* Work to complete *
Isolate every line in the records below with "copy" in it.

####################

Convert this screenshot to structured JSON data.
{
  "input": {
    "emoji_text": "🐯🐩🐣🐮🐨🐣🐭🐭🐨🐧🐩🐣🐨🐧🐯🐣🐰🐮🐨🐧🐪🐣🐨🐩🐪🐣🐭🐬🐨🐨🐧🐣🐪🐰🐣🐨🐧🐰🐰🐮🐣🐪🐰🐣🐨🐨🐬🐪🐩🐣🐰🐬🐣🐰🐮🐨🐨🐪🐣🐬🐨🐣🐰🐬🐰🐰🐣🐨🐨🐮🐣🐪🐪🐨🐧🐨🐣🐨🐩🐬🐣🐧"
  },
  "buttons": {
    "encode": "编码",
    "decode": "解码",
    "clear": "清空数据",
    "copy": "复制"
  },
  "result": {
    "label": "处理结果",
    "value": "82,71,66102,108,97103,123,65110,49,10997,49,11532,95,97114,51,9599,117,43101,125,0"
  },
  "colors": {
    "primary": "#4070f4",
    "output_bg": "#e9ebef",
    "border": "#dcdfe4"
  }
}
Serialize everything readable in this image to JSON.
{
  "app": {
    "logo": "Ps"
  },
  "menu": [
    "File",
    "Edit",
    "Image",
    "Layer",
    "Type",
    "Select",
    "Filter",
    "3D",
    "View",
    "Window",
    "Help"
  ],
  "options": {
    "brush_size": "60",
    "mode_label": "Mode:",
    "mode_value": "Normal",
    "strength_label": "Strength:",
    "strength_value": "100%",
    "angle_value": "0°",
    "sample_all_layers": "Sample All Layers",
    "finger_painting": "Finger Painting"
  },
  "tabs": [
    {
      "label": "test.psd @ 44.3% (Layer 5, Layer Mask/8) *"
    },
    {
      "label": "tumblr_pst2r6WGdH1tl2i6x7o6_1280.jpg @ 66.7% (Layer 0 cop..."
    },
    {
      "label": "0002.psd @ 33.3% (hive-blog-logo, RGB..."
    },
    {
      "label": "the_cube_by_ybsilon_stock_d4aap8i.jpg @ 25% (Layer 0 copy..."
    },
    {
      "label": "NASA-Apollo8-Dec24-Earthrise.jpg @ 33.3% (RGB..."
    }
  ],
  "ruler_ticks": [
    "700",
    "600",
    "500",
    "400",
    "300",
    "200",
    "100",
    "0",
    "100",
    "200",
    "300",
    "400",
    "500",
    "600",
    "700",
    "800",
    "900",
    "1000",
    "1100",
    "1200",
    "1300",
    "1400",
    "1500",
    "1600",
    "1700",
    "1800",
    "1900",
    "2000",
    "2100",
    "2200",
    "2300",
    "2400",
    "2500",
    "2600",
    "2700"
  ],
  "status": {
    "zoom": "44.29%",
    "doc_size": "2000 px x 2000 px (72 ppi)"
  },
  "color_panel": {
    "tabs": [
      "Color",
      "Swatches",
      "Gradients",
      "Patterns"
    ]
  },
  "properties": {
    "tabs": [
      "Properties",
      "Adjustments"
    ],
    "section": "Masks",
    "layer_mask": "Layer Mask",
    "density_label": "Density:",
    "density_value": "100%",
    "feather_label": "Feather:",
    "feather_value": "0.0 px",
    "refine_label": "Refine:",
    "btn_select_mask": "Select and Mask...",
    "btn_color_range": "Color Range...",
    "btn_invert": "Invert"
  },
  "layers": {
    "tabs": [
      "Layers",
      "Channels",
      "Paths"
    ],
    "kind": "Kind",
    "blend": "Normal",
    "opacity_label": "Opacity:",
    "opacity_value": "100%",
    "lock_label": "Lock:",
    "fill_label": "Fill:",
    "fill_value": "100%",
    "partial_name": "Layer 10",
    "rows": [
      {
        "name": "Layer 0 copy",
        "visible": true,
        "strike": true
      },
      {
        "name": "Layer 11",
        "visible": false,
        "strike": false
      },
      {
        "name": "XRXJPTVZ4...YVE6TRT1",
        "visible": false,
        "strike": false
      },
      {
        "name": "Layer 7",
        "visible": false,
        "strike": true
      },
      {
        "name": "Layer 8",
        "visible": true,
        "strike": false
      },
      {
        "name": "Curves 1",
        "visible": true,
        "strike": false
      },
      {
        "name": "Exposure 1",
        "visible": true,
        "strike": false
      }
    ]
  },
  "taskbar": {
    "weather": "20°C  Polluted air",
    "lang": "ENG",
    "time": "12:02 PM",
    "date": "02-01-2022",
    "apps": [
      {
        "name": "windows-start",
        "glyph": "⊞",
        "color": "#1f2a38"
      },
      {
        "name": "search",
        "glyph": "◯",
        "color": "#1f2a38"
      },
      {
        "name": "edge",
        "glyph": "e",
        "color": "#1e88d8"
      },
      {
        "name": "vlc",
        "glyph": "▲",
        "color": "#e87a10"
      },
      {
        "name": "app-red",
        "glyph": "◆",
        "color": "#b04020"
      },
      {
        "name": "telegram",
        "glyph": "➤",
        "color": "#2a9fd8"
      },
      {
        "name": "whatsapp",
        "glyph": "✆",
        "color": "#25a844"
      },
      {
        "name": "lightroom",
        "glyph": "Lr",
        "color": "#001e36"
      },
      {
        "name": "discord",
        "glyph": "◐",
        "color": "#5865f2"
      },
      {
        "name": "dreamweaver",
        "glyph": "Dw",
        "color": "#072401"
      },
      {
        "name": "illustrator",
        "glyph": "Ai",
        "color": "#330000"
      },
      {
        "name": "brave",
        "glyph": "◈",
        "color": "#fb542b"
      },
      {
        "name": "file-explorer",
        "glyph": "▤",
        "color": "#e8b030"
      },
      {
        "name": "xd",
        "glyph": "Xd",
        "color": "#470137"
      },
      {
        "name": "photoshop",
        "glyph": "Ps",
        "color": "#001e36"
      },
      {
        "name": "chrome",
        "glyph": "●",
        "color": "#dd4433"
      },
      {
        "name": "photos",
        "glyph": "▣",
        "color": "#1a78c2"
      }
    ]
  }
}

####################

* Answer box *
    "copy": "复制"
      "label": "the_cube_by_ybsilon_stock_d4aap8i.jpg @ 25% (Layer 0 copy..."
        "name": "Layer 0 copy",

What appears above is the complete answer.